Gateways to CIT
The world's richest man was in Egypt this week. Niveen Wahish followed him around
Bill Gates, chairman of Microsoft Corporation, was in Egypt this week at the invitation of the Egyptian government. Gates stopped on his way back from Davos where he took part in the World Economic Forum. Named the world's richest man by Forbes magazine last September, Gates added a cool $3 billion to his $43 billion fortune in 2003.
Gates's visit, his first ever to the region, was intended to acquaint him with development and educational objectives set by the government and private businesses, as well as exploring opportunities for Microsoft. Founded in 1975, Microsoft is the worldwide leader in software, services and Internet technologies for personal and business computing. Microsoft has five subsidiaries in the Middle East region, including one in Egypt. During his brief stay in Cairo, Gates met with President Hosni Mubarak, cabinet ministers and top officials and took part in two Microsoft events.
Gates delivered a speech at the Microsoft Middle East Developers Conference which brought together over 3,000 participants to exchange and share insights while learning about new technologies. He delivered another speech at the Government Leadership Forum Arabia in Cairo under the auspices of President Mubarak, the first time the forum has been held in the Middle East. He spoke of how technology is going to create opportunities throughout the world, particularly throughout the Middle East and how Microsoft plans to be at the heart of that, particularly in a world that is becoming increasingly digitalised.
The forum, which brought together 200 delegates from Arab countries, focussed on modernising government, economic development and education. One of the highlights of the conference was Gates's participation in inaugurating the Egyptian government portal with Prime Minister Atef Ebeid and Minister of Communications and Information Technology Ahmed Nazif.
The portal, a joint effort of the Egyptian CIT Ministry, Microsoft and a number of local partners, will allow users access to various government services such as paying electricity bills, applying for a university placement or even ordering copies of birth certificates and having them delivered to their door. The portal is not yet complete, as a number of government departments and services are yet to be posted. But services are being expanded, promised Ahmed Darwish, director of the E-government programme at the Ministry of Communications and Information Technology. He said that currently online payment is possible through credit cards, but that later payment upon delivery may be possible and prepaid cards may be made available in cooperation with the postal authority.
Although these services were available by each ministry prior to the portal, the advantage of the new arrangement, according to Darwish, is that one portal is more user friendly. Citizens will need to remember only one Internet address rather than hunt down the Internet addresses of each ministry or authority. "This project is expected to make people's lives easier, by saving time, money and effort," Darwish said. "If out of our 17 million students, only 100,000 order their certificates on the net, we save LE9 million."

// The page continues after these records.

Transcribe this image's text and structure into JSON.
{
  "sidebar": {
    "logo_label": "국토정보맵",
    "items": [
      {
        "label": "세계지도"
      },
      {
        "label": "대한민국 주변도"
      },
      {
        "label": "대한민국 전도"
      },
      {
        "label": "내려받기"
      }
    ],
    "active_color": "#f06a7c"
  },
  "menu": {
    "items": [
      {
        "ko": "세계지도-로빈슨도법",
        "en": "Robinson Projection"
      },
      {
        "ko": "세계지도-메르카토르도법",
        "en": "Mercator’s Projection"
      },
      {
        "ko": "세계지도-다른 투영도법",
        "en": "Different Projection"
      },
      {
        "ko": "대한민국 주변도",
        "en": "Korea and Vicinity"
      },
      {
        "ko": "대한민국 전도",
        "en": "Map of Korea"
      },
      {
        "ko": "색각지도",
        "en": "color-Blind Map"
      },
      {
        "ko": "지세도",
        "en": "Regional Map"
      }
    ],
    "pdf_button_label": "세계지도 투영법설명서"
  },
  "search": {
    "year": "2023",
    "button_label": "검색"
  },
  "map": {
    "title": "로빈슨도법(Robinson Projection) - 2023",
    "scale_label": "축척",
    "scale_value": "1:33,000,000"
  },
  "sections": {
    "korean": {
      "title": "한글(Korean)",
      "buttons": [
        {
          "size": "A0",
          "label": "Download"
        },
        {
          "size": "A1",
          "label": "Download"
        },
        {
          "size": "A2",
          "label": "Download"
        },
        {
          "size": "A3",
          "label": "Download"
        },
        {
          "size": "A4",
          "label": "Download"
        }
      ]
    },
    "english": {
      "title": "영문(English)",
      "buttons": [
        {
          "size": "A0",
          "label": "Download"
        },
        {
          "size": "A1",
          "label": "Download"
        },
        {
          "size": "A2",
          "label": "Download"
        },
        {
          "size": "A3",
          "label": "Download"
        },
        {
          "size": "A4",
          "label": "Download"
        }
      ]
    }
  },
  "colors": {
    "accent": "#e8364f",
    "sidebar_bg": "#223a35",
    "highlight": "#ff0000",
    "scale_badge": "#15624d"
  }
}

The conference was an occasion not only for the inauguration of the portal, but also for showcasing and announcing other agreements between the Egyptian government and Microsoft. One of the deals signed between the Ministry of Education and Microsoft will enable the ministry to benefit from Microsoft's Partners for Learning Programme. Over the next five years, this agreement will provide resources for skills training, technical support and broader access to technology for teachers and students. It will also support CIT content localisation, training students in software development and the establishment of Microsoft IT academies. This agreement, according to Hussein Kamel Bahaaeddin, the Egyptian minister of education, supports already-existing agreements through which Microsoft provides basic computer training, teacher training, training trainers, partners academy, and skills development in higher education.
The Ministry of Communications and Information Technology, representing the Egyptian government, also signed an agreement to participate in Microsoft's Government Security Programme (GSP). According to this agreement, the government of Egypt will work closely with Microsoft to review various aspects of Windows source-code development, testing and deployment processes, and discuss existing and potential projects with Microsoft security experts. GSP is a global initiative that provides national governments with controlled access to Microsoft Windows source-code and other technical information they need to be confident in the security of the Windows platform.
Egypt is to benefit not just from the agreements it bilaterally signed with the company, but it is one of three countries set to benefit from a new partnership between Microsoft and the United Nations Development Programme (UNDP). The partnership aims at bringing computer technology and literacy to developing countries. Drawing on a $1 billion Microsoft fund, the company will work alongside UNDP to provide software, computer training and cash to establish computer centres in poor communities, starting with pilot projects in Egypt, Mozambique and Morocco.